According to CBS Sacramento, the Messenger prints about 2,400 copies a week and Russell hasn't raised advertising rates for some customers in 30 years. Owning the paper means doing just about everything. But it's worth it to Butz.
"This past year, the bank went away. The gas station has been closed. You know that the town is like dying," he said.
Now, The Mountain Messenger will live on.
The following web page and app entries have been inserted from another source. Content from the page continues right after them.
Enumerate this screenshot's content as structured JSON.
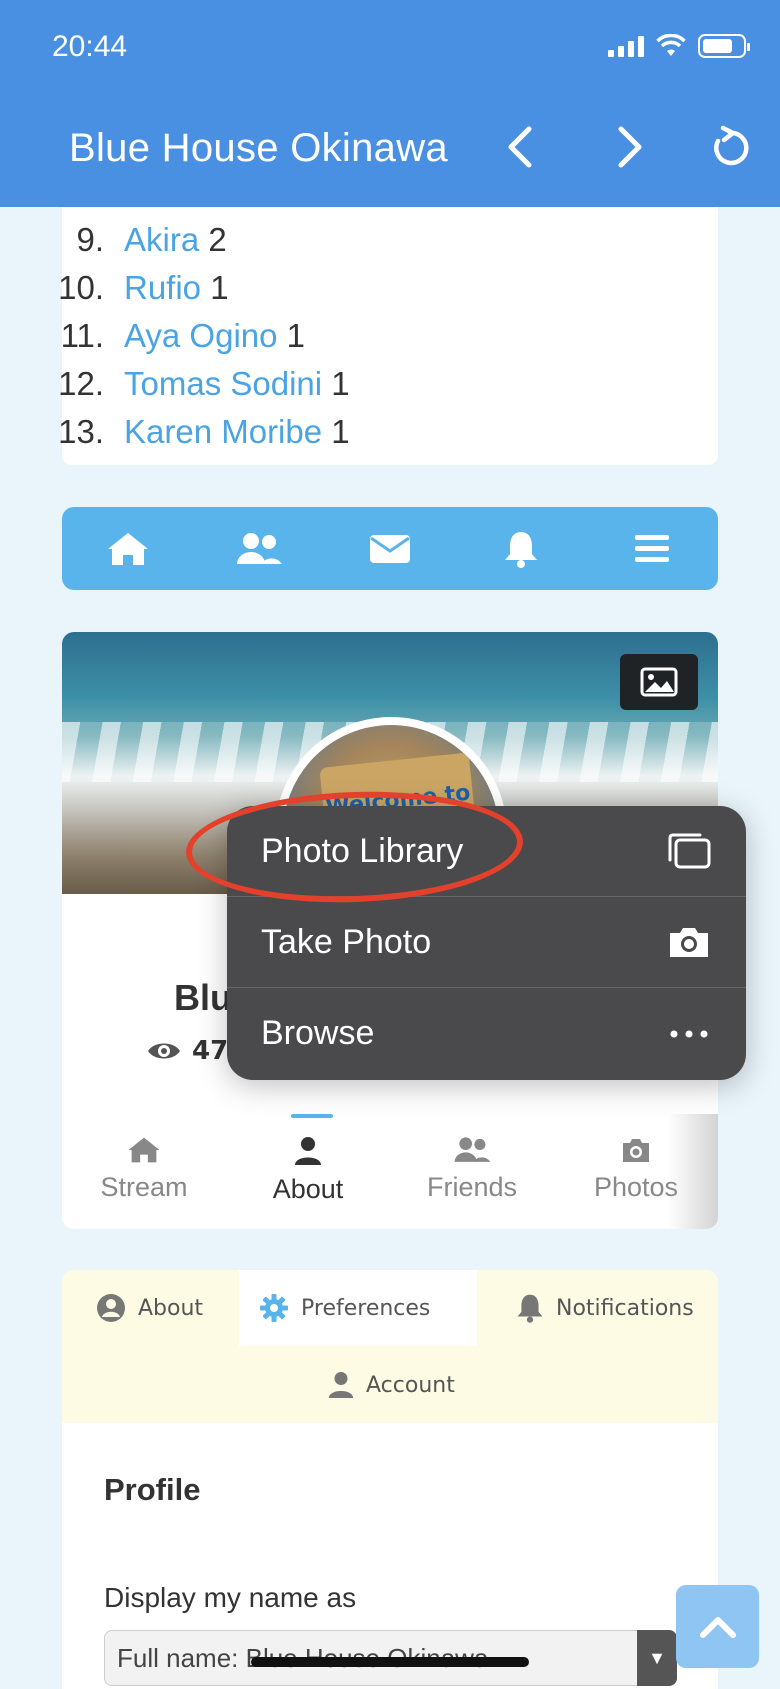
{
  "status_bar": {
    "time": "20:44"
  },
  "header": {
    "title": "Blue House Okinawa"
  },
  "ranking_list": [
    {
      "rank": "9.",
      "name": "Akira",
      "count": "2"
    },
    {
      "rank": "10.",
      "name": "Rufio",
      "count": "1"
    },
    {
      "rank": "11.",
      "name": "Aya Ogino",
      "count": "1"
    },
    {
      "rank": "12.",
      "name": "Tomas Sodini",
      "count": "1"
    },
    {
      "rank": "13.",
      "name": "Karen Moribe",
      "count": "1"
    }
  ],
  "nav_icons": [
    "home-icon",
    "users-icon",
    "envelope-icon",
    "bell-icon",
    "menu-icon"
  ],
  "profile": {
    "name_partial": "Blu",
    "views_partial": "47",
    "avatar_sign_text": "Welcome to",
    "tabs": [
      {
        "label": "Stream",
        "icon": "home-icon"
      },
      {
        "label": "About",
        "icon": "user-icon",
        "active": true
      },
      {
        "label": "Friends",
        "icon": "users-icon"
      },
      {
        "label": "Photos",
        "icon": "camera-icon"
      }
    ]
  },
  "settings": {
    "tabs": [
      {
        "label": "About",
        "icon": "user-circle-icon"
      },
      {
        "label": "Preferences",
        "icon": "gear-icon",
        "active": true
      },
      {
        "label": "Notifications",
        "icon": "bell-icon"
      },
      {
        "label": "Account",
        "icon": "user-icon"
      }
    ],
    "section_title": "Profile",
    "display_name_label": "Display my name as",
    "display_name_value": "Full name: Blue House Okinawa"
  },
  "context_menu": {
    "items": [
      {
        "label": "Photo Library",
        "icon": "photo-library-icon"
      },
      {
        "label": "Take Photo",
        "icon": "camera-icon"
      },
      {
        "label": "Browse",
        "icon": "more-icon"
      }
    ]
  },
  "colors": {
    "header": "#4a90e2",
    "accent": "#5ab4ec",
    "link": "#4aa3e2",
    "highlight": "#e4412c"
  }
}
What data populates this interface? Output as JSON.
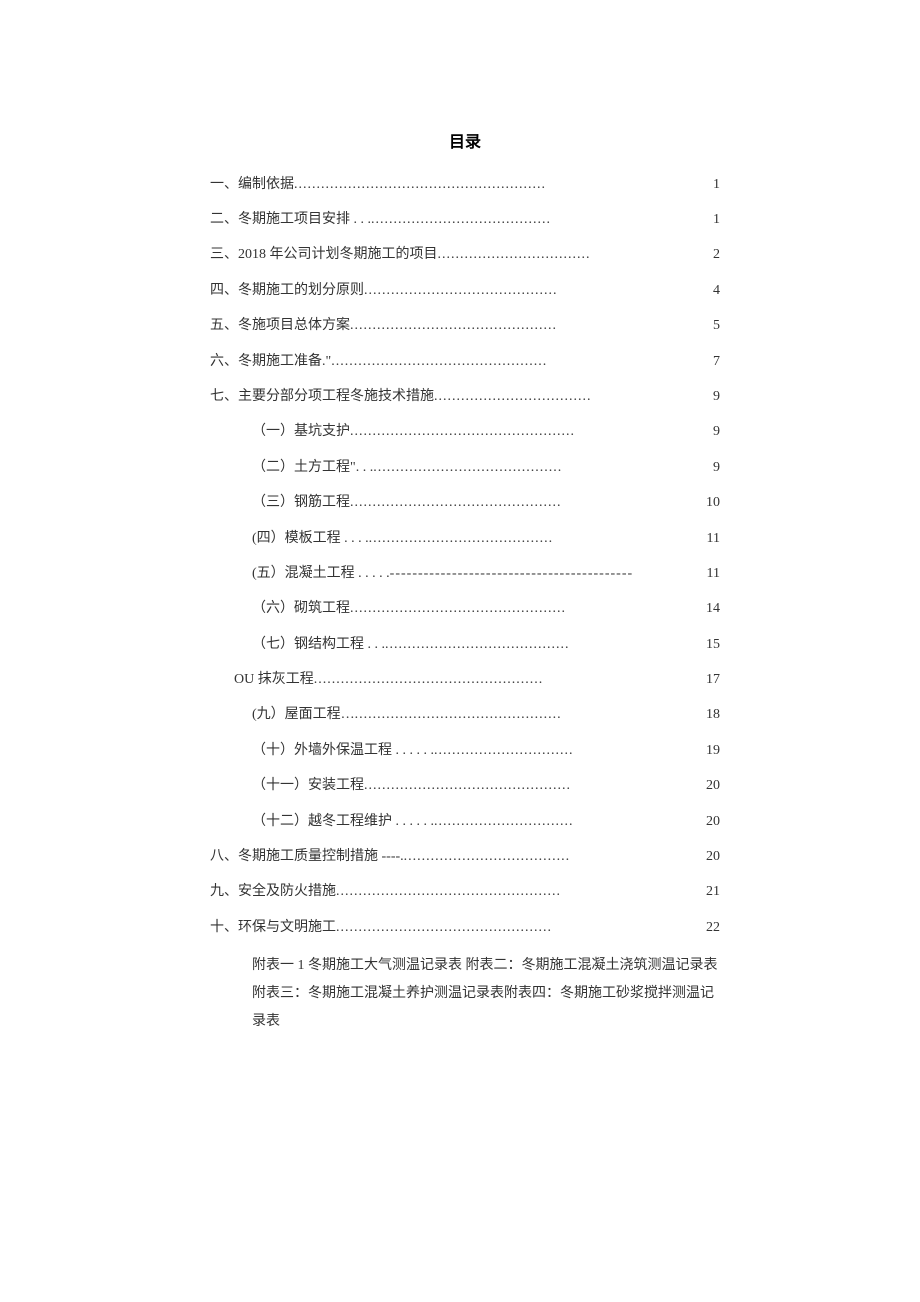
{
  "title": "目录",
  "entries": [
    {
      "num": "一、",
      "label": "编制依据 ",
      "dots": "........................................................",
      "page": "1",
      "indent": false
    },
    {
      "num": "二、",
      "label": "冬期施工项目安排 . . . ",
      "dots": "........................................",
      "page": "1",
      "indent": false
    },
    {
      "num": "三、",
      "label": "2018 年公司计划冬期施工的项目 ",
      "dots": "..................................",
      "page": "2",
      "indent": false
    },
    {
      "num": "四、",
      "label": "冬期施工的划分原则",
      "dots": "...........................................",
      "page": "4",
      "indent": false
    },
    {
      "num": "五、",
      "label": "冬施项目总体方案 ",
      "dots": "..............................................",
      "page": "5",
      "indent": false
    },
    {
      "num": "六、",
      "label": "冬期施工准备.\"",
      "dots": "................................................",
      "page": "7",
      "indent": false
    },
    {
      "num": "七、",
      "label": "主要分部分项工程冬施技术措施 ",
      "dots": "...................................",
      "page": "9",
      "indent": false
    },
    {
      "num": "",
      "label": "（一）基坑支护",
      "dots": "..................................................",
      "page": "9",
      "indent": true
    },
    {
      "num": "",
      "label": "（二）土方工程\". . . ",
      "dots": "..........................................",
      "page": "9",
      "indent": true
    },
    {
      "num": "",
      "label": "（三）钢筋工程 ",
      "dots": "...............................................",
      "page": "10",
      "indent": true
    },
    {
      "num": "",
      "label": "(四）模板工程 . . . . ",
      "dots": ".........................................",
      "page": "11",
      "indent": true
    },
    {
      "num": "",
      "label": "(五）混凝土工程 . . . . . ",
      "dots": "-------------------------------------------",
      "page": "11",
      "indent": true
    },
    {
      "num": "",
      "label": "（六）砌筑工程",
      "dots": "................................................",
      "page": "14",
      "indent": true
    },
    {
      "num": "",
      "label": "（七）钢结构工程 . . . ",
      "dots": ".........................................",
      "page": "15",
      "indent": true
    },
    {
      "num": "",
      "label": "OU 抹灰工程 ",
      "dots": "...................................................",
      "page": "17",
      "indent": true,
      "outdent": true
    },
    {
      "num": "",
      "label": "(九）屋面工程…",
      "dots": "..............................................",
      "page": "18",
      "indent": true
    },
    {
      "num": "",
      "label": "（十）外墙外保温工程 . . . . . . ",
      "dots": "...............................",
      "page": "19",
      "indent": true
    },
    {
      "num": "",
      "label": "（十一）安装工程",
      "dots": "..............................................",
      "page": "20",
      "indent": true
    },
    {
      "num": "",
      "label": "（十二）越冬工程维护 . . . . . . ",
      "dots": "...............................",
      "page": "20",
      "indent": true
    },
    {
      "num": "八、",
      "label": "冬期施工质量控制措施 ----.",
      "dots": ".....................................",
      "page": "20",
      "indent": false
    },
    {
      "num": "九、",
      "label": "安全及防火措施",
      "dots": "..................................................",
      "page": "21",
      "indent": false
    },
    {
      "num": "十、",
      "label": "环保与文明施工 ",
      "dots": "................................................",
      "page": "22",
      "indent": false
    }
  ],
  "appendix": "附表一 1 冬期施工大气测温记录表\n附表二：冬期施工混凝土浇筑测温记录表附表三：冬期施工混凝土养护测温记录表附表四：冬期施工砂浆搅拌测温记录表"
}
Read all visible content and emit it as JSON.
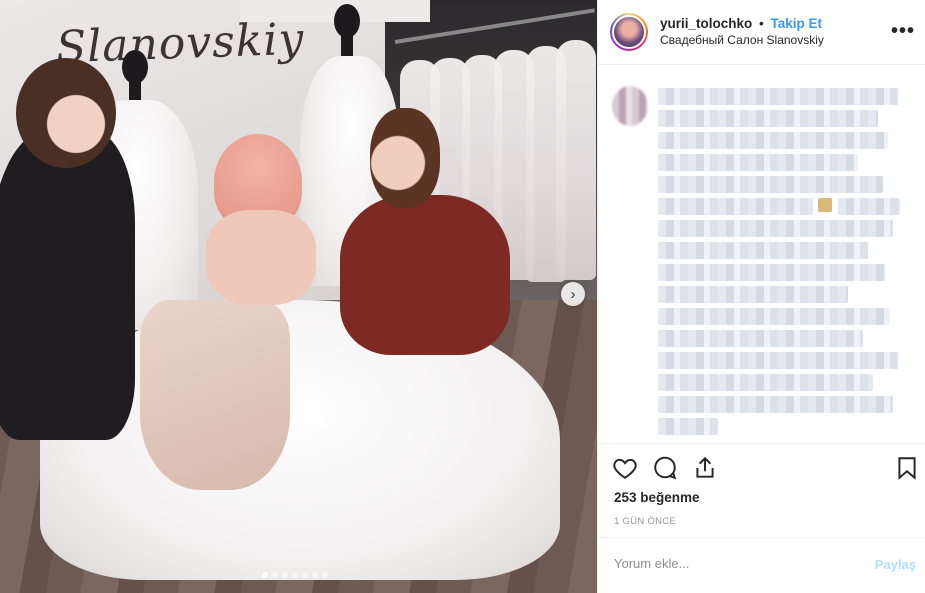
{
  "photo": {
    "logo_text": "Slanovskiy",
    "carousel_total": 7,
    "carousel_index": 1,
    "next_icon": "chevron-right-icon",
    "next_glyph": "›"
  },
  "post_header": {
    "username": "yurii_tolochko",
    "separator": "•",
    "follow_label": "Takip Et",
    "location": "Свадебный Салон Slanovskiy",
    "more_glyph": "•••"
  },
  "actions": {
    "like_icon": "heart-icon",
    "comment_icon": "comment-icon",
    "share_icon": "share-icon",
    "save_icon": "bookmark-icon"
  },
  "stats": {
    "likes": "253 beğenme",
    "time": "1 GÜN ÖNCE"
  },
  "comment_box": {
    "placeholder": "Yorum ekle...",
    "submit_label": "Paylaş"
  },
  "colors": {
    "link": "#3897f0",
    "submit_disabled": "#b2dffc",
    "border": "#efefef"
  }
}
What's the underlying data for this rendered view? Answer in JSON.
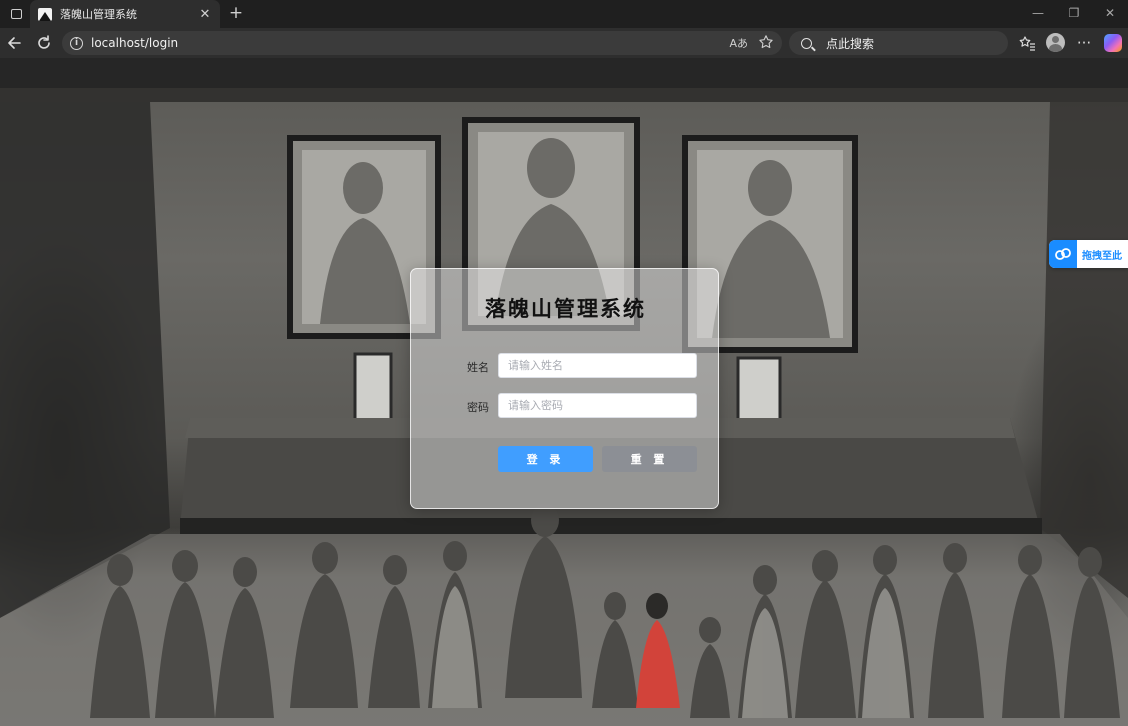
{
  "browser": {
    "tab": {
      "title": "落魄山管理系统",
      "close": "✕"
    },
    "new_tab": "+",
    "window": {
      "minimize": "—",
      "restore": "❐",
      "close": "✕"
    },
    "address": {
      "url": "localhost/login",
      "read_aloud": "Aあ"
    },
    "search": {
      "placeholder": "点此搜索"
    },
    "more": "···"
  },
  "side_widget": {
    "label": "拖拽至此"
  },
  "login": {
    "title": "落魄山管理系统",
    "name_label": "姓名",
    "name_placeholder": "请输入姓名",
    "password_label": "密码",
    "password_placeholder": "请输入密码",
    "login_button": "登 录",
    "reset_button": "重 置"
  },
  "colors": {
    "primary": "#409eff",
    "reset": "#8c8f95",
    "widget": "#1a8cff"
  }
}
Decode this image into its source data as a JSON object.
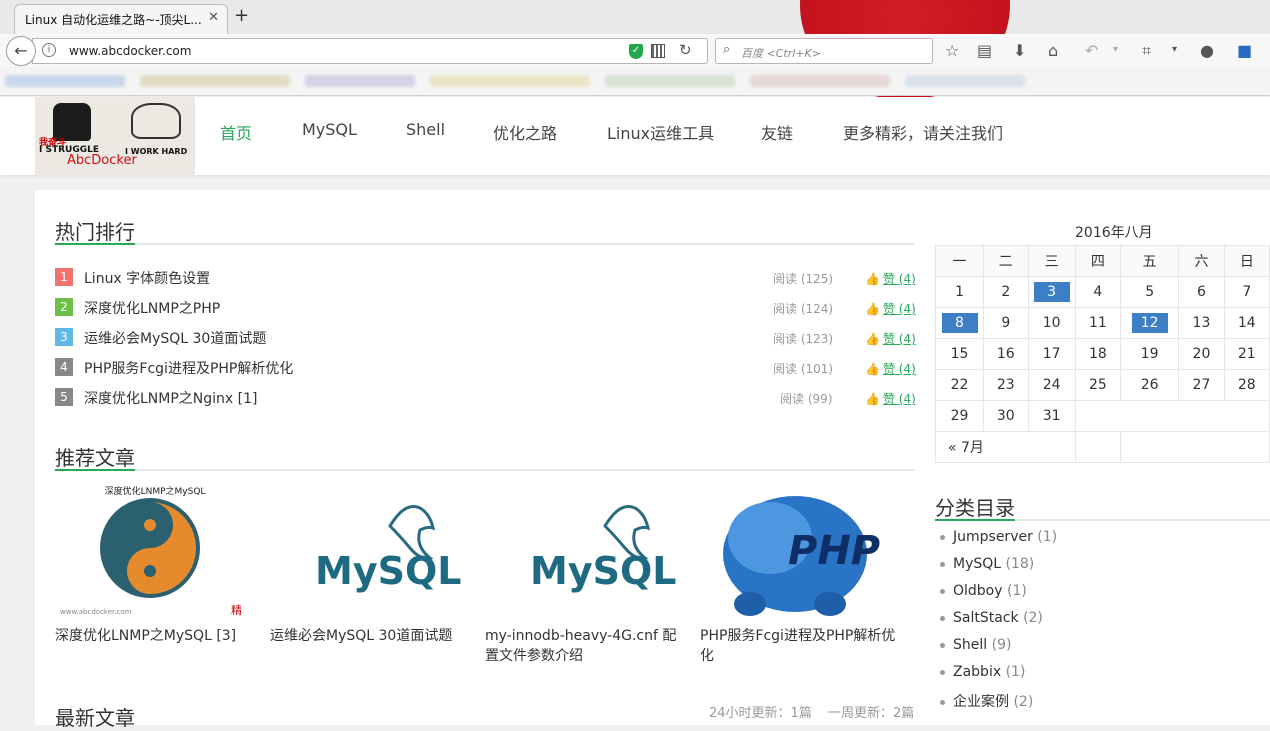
{
  "browser": {
    "tab_title": "Linux 自动化运维之路~-顶尖L...",
    "tab_close": "✕",
    "new_tab": "+",
    "url": "www.abcdocker.com",
    "search_placeholder": "百度 <Ctrl+K>"
  },
  "site": {
    "logo": {
      "label_red": "我奋斗",
      "struggle": "I STRUGGLE",
      "work_hard": "I WORK HARD",
      "name": "AbcDocker"
    },
    "nav": [
      {
        "label": "首页",
        "active": true
      },
      {
        "label": "MySQL"
      },
      {
        "label": "Shell"
      },
      {
        "label": "优化之路"
      },
      {
        "label": "Linux运维工具"
      },
      {
        "label": "友链"
      },
      {
        "label": "更多精彩，请关注我们"
      }
    ]
  },
  "hot": {
    "title": "热门排行",
    "items": [
      {
        "rank": "1",
        "color": "#f0736e",
        "title": "Linux 字体颜色设置",
        "reads": "阅读 (125)",
        "likes": "赞 (4)"
      },
      {
        "rank": "2",
        "color": "#6cc04a",
        "title": "深度优化LNMP之PHP",
        "reads": "阅读 (124)",
        "likes": "赞 (4)"
      },
      {
        "rank": "3",
        "color": "#5fb8e8",
        "title": "运维必会MySQL 30道面试题",
        "reads": "阅读 (123)",
        "likes": "赞 (4)"
      },
      {
        "rank": "4",
        "color": "#888888",
        "title": "PHP服务Fcgi进程及PHP解析优化",
        "reads": "阅读 (101)",
        "likes": "赞 (4)"
      },
      {
        "rank": "5",
        "color": "#888888",
        "title": "深度优化LNMP之Nginx [1]",
        "reads": "阅读 (99)",
        "likes": "赞 (4)"
      }
    ]
  },
  "recommend": {
    "title": "推荐文章",
    "items": [
      {
        "caption": "深度优化LNMP之MySQL [3]",
        "thumb_text": "深度优化LNMP之MySQL",
        "watermark": "www.abcdocker.com",
        "seal": "精"
      },
      {
        "caption": "运维必会MySQL 30道面试题",
        "thumb_text": "MySQL"
      },
      {
        "caption": "my-innodb-heavy-4G.cnf 配置文件参数介绍",
        "thumb_text": "MySQL"
      },
      {
        "caption": "PHP服务Fcgi进程及PHP解析优化",
        "thumb_text": "PHP"
      }
    ]
  },
  "latest": {
    "title": "最新文章",
    "updates_24h": "24小时更新：1篇",
    "updates_week": "一周更新：2篇"
  },
  "calendar": {
    "title": "2016年八月",
    "weekdays": [
      "一",
      "二",
      "三",
      "四",
      "五",
      "六",
      "日"
    ],
    "weeks": [
      [
        "1",
        "2",
        "3",
        "4",
        "5",
        "6",
        "7"
      ],
      [
        "8",
        "9",
        "10",
        "11",
        "12",
        "13",
        "14"
      ],
      [
        "15",
        "16",
        "17",
        "18",
        "19",
        "20",
        "21"
      ],
      [
        "22",
        "23",
        "24",
        "25",
        "26",
        "27",
        "28"
      ],
      [
        "29",
        "30",
        "31",
        "",
        "",
        "",
        ""
      ]
    ],
    "highlighted": [
      "3",
      "8",
      "12"
    ],
    "prev_link": "« 7月"
  },
  "categories": {
    "title": "分类目录",
    "items": [
      {
        "name": "Jumpserver",
        "count": "(1)"
      },
      {
        "name": "MySQL",
        "count": "(18)"
      },
      {
        "name": "Oldboy",
        "count": "(1)"
      },
      {
        "name": "SaltStack",
        "count": "(2)"
      },
      {
        "name": "Shell",
        "count": "(9)"
      },
      {
        "name": "Zabbix",
        "count": "(1)"
      },
      {
        "name": "企业案例",
        "count": "(2)"
      }
    ]
  }
}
"Local papers can be something to bind together a community," Butz said.